but what if I don't (w)ant to be the boss?

Adulting: The act of doing adult-like things. Paying bills on time. Getting regular haircuts. Restricting heavy drug use to weekends, only. Saving money. Knowing when to toss that jar of mayo that's gone from creamy to watery with chunks. Having/renting a home in our name. Letting the 4-year old at the restaurant table have first dibs at the crayons and paper place mat without, I repeat... without sulking and/or giving them the stink eye.

Adulting: The conscious attempt to become something like a mature and responsible member of society, sometimes without actually being one.

As many of you can attest, real adult life can often be... less than thrilling. Sure, it has its perks like wine Wednesdays (or wine any-days), no curfew, uninterrupted significant other "sleepovers", and best of all - unregulated shower time. That's unless you're a parent, in which case I imagine your shower time varies anywhere in length from 30-second YouTube ad to 4-minute extended movie trailer, and during which your mind goes through thoughts like:  

Image courtesy of fowllanguagecomics.com

Image courtesy of fowllanguagecomics.com

Still, between constant work commitments, general "adulting" responsibilities and societal expectations - it can sometimes all be too much; and you start to reminisce on a simpler time when all that mattered was that your Kraft dinner was ready ON TIME and that your "blanky" was well within arm's reach when you planted yourself in front of the TV for your regularly scheduled routine of Saturday morning cartoons.

Expectations of us were much more manageable and realistic back then. But now... oh but now... As an adult? The pressure is ON, yo! We've got to have the social connections, the significant other, the house, the car, the gadgets, the wardrobe, the lifestyle. We are tasked with being 'successful'. And, a big part of being a successful adult is to have a promising career path; to make sure that we've put ourselves in positions where we can move up the "corporate ladder" in order to one day become 'the boss'. True?

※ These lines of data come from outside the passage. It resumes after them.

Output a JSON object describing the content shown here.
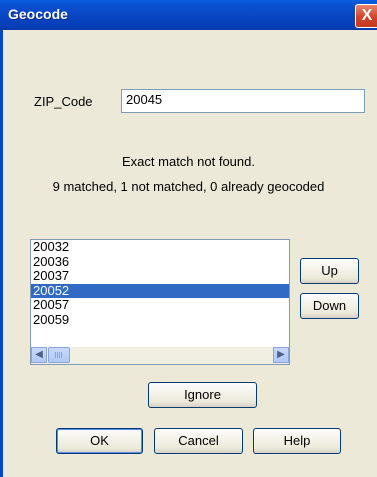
{
  "window": {
    "title": "Geocode",
    "close_glyph": "X"
  },
  "zip": {
    "label": "ZIP_Code",
    "value": "20045"
  },
  "messages": {
    "line1": "Exact match not found.",
    "line2": "9 matched, 1 not matched, 0 already geocoded"
  },
  "candidates": {
    "items": [
      "20032",
      "20036",
      "20037",
      "20052",
      "20057",
      "20059"
    ],
    "selected": "20052"
  },
  "buttons": {
    "up": "Up",
    "down": "Down",
    "ignore": "Ignore",
    "ok": "OK",
    "cancel": "Cancel",
    "help": "Help"
  },
  "icons": {
    "scroll_left": "left-arrow-icon",
    "scroll_right": "right-arrow-icon"
  }
}
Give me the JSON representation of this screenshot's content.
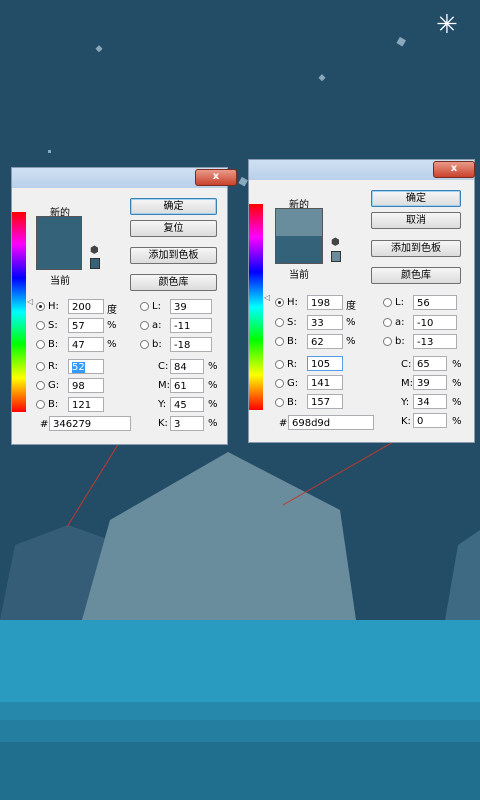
{
  "colors": {
    "sky": "#234c66",
    "left_mountain": "#355d77",
    "center_mountain": "#698d9d",
    "water_top": "#2a9bc0",
    "water_mid": "#2689ac",
    "water_bottom": "#206f8e",
    "annotation_line": "#c0392b"
  },
  "status": {
    "icon": "snowflake-icon",
    "glyph": "✳"
  },
  "left_dialog": {
    "close": "x",
    "new_label": "新的",
    "current_label": "当前",
    "new_color": "#346279",
    "current_color": "#346279",
    "buttons": {
      "ok": "确定",
      "reset": "复位",
      "add_to_swatches": "添加到色板",
      "color_library": "颜色库"
    },
    "hsb": {
      "h": "200",
      "h_unit": "度",
      "s": "57",
      "s_unit": "%",
      "b": "47",
      "b_unit": "%"
    },
    "lab": {
      "l": "39",
      "a": "-11",
      "b": "-18"
    },
    "rgb": {
      "r": "52",
      "g": "98",
      "b": "121"
    },
    "cmyk": {
      "c": "84",
      "m": "61",
      "y": "45",
      "k": "3",
      "unit": "%"
    },
    "hex": "346279",
    "labels": {
      "h": "H:",
      "s": "S:",
      "b": "B:",
      "l": "L:",
      "a": "a:",
      "lb": "b:",
      "r": "R:",
      "g": "G:",
      "bl": "B:",
      "c": "C:",
      "m": "M:",
      "y": "Y:",
      "k": "K:",
      "hash": "#"
    }
  },
  "right_dialog": {
    "close": "x",
    "new_label": "新的",
    "current_label": "当前",
    "new_color": "#698d9d",
    "current_color": "#346279",
    "buttons": {
      "ok": "确定",
      "cancel": "取消",
      "add_to_swatches": "添加到色板",
      "color_library": "颜色库"
    },
    "hsb": {
      "h": "198",
      "h_unit": "度",
      "s": "33",
      "s_unit": "%",
      "b": "62",
      "b_unit": "%"
    },
    "lab": {
      "l": "56",
      "a": "-10",
      "b": "-13"
    },
    "rgb": {
      "r": "105",
      "g": "141",
      "b": "157"
    },
    "cmyk": {
      "c": "65",
      "m": "39",
      "y": "34",
      "k": "0",
      "unit": "%"
    },
    "hex": "698d9d",
    "labels": {
      "h": "H:",
      "s": "S:",
      "b": "B:",
      "l": "L:",
      "a": "a:",
      "lb": "b:",
      "r": "R:",
      "g": "G:",
      "bl": "B:",
      "c": "C:",
      "m": "M:",
      "y": "Y:",
      "k": "K:",
      "hash": "#"
    }
  }
}
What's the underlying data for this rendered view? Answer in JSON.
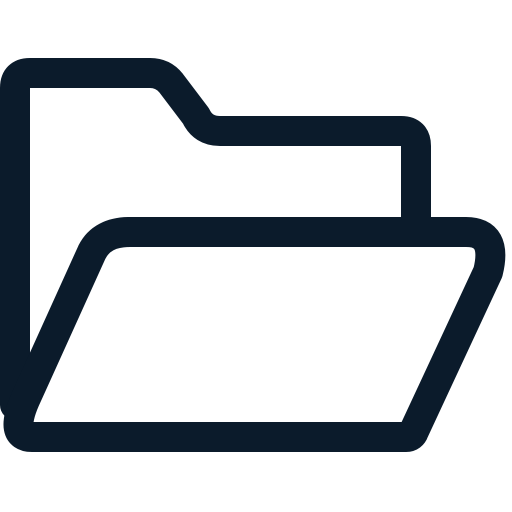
{
  "icon": {
    "name": "open-folder-icon",
    "stroke_color": "#0B1B2B",
    "background_color": "#FFFFFF"
  }
}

But... what if (just what if) you don't want to be the boss at work? What if you don't aspire to become "upper management", "head honcho", "CEO", or "HBIC (Head Bitch In Charge)"? What if that's never really been a life goal of yours? Does that make you lazy, crazy, lacking in ambition, and/or an unproductive member of society? I suppose the question I'm really getting at is: Do we get a failing grade in Adulting 101 if we don't consciously desire or strive to reach the top rung of our respective corporate ladders? Does not actively wanting to be a "top leader" in our work environment automatically make one a failure in the societal context? 

I'd certainly hate to think so. In my opinion, there are various groups of people to whom an automatic "adulting fail" may not necessarily apply when it comes to shying away from office boss life. For example:

  • those who are working towards starting their own small business (where they only have to manage themselves, and not necessarily multiple employees);
  • those who thrive on being in the "thick of things", dealing with day-to-day operations; and don't necessarily feel that overseeing and managing multiple employees would be as fulfilling for them;
  • those who may not naturally possess the personality nor the people skills needed to be in an upper management role;
  • those who feel the proverbial "cost to be the boss" isn't quite worth disrupting their overall happiness when it comes to work-life balance;
  • those whose ultimate goal is just to be able to keep a job... any job and a roof over their heads so that they can simultaneously pour the rest of their energy into something they are actually passionate about. Creatives, I'm talking to you! Sometimes the struggle can be very real when you're not sure how to get your passion to pay the bills. 

Truth be told, I know some people who fit into one or more of the profiles above. I, myself, might even be a mix of all of these groups, and I'm not particularly ashamed to admit that I don't really 'see it' for boss life. Would I like to make 'boss money'? Uh... DUH. But, at the same time I just can't see myself in a role where a large part of my energy and time is spent observing, assessing and criticizing (albeit, constructively) the performance of others. I'm barely able to keep my own shit together on the daily! How am I gonna tell someone else how to function? Me, as a CEO? Ha! I could only imagine the phrases that would come out of my mouth during a crisis:

"Oh wooooord? Thaaaaat sucks." 

"Hmmm... Ok! What would Beyoncé do?"

"Maybe if we just Google (insert crisis here)..."

... Not super helpful, right?

As I'm sure we've all experienced, sometimes there are people who fall into these positions when they aren't necessarily qualified or well-suited for the job. And, that can make for an uncomfortable, and sometimes hostile work environment. So, shout out to those of you who both covet and are cut out for the corporate boss life! Seriously. I salute you and fully recognize and respect that being a great boss takes a lot of energy, critical thinking - not to mention a specific blend of problem-solving, organizational, perception, people management and change management skills. Fact is: not everyone can really be about that life. 

Me, personally?

Image courtesy of awesomeluvvie.com

Image courtesy of awesomeluvvie.com

Not. For. Me... I'm good at the moment, thanks.

 

Shaolin Says.

Shaolin "J" Style

Ontario

Creative writer. Professional ranter. Canadian-born. Caribbean blood. Probably the worst introvert you'll ever meet.